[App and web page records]
════════════════════

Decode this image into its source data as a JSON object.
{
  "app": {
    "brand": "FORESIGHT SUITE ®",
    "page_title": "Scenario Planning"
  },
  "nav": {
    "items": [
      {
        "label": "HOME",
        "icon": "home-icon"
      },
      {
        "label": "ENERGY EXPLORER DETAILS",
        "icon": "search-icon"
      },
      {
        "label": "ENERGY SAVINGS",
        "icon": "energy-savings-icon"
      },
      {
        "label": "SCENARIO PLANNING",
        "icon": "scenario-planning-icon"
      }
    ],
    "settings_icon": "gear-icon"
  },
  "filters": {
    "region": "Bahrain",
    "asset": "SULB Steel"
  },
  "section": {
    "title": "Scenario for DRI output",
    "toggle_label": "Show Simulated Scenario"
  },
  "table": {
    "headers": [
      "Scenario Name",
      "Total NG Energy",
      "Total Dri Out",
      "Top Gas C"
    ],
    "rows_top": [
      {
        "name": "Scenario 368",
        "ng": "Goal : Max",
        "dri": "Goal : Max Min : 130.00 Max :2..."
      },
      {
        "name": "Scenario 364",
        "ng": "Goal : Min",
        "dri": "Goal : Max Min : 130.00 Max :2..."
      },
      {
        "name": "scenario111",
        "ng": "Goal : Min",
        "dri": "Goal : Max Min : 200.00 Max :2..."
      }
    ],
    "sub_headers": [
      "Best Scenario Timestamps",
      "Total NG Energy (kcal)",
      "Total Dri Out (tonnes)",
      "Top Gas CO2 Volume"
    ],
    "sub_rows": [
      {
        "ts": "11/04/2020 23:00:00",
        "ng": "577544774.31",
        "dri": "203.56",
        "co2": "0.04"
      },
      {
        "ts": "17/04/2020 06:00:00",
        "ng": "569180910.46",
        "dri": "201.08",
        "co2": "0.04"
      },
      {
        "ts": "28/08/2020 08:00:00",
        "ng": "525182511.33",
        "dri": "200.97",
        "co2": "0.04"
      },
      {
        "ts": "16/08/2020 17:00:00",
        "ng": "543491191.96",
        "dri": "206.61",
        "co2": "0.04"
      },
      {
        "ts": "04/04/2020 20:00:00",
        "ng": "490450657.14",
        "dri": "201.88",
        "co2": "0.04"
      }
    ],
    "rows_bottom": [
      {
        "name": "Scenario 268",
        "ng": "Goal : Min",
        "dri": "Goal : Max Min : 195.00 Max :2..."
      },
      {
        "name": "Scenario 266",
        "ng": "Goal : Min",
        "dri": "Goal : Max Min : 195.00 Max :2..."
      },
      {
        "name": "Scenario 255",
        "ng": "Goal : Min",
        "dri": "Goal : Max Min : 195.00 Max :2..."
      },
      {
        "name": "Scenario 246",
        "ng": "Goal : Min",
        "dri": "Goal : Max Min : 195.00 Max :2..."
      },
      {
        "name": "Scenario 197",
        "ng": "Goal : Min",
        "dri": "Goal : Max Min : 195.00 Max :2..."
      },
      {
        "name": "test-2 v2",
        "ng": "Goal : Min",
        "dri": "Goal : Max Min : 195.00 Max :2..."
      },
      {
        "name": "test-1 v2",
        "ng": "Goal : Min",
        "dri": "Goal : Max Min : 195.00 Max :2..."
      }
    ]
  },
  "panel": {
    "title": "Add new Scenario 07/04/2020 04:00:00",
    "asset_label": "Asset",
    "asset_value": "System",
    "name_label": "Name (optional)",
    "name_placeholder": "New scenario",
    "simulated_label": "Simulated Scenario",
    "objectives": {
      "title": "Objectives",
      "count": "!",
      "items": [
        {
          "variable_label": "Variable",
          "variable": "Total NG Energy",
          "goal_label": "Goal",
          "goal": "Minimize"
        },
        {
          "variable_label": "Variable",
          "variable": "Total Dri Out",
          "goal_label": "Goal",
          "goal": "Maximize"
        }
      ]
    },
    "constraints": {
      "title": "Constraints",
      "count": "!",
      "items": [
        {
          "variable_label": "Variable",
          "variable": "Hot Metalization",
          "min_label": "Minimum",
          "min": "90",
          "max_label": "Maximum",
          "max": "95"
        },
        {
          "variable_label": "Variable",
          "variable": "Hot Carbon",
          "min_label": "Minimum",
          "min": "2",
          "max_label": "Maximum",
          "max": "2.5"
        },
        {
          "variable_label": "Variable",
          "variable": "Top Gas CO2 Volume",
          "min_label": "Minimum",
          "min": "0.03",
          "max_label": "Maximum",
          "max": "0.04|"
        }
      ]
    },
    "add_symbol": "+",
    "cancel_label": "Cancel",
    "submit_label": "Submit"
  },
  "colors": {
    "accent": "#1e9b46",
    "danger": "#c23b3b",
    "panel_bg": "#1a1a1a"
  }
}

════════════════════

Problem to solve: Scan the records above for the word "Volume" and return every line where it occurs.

Answer section:
      "Top Gas CO2 Volume"
          "variable": "Top Gas CO2 Volume",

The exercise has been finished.